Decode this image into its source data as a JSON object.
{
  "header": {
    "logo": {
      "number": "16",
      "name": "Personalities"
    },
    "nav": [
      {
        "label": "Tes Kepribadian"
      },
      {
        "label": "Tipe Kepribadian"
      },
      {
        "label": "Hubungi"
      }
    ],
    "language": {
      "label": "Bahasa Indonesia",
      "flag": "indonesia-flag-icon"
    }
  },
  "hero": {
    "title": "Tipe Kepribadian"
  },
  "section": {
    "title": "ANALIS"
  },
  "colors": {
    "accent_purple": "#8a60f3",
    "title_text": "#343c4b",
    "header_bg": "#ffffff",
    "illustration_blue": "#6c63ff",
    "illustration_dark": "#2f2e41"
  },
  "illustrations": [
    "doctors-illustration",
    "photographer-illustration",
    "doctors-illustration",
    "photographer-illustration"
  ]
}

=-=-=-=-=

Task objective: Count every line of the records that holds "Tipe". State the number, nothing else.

Result of the task: 2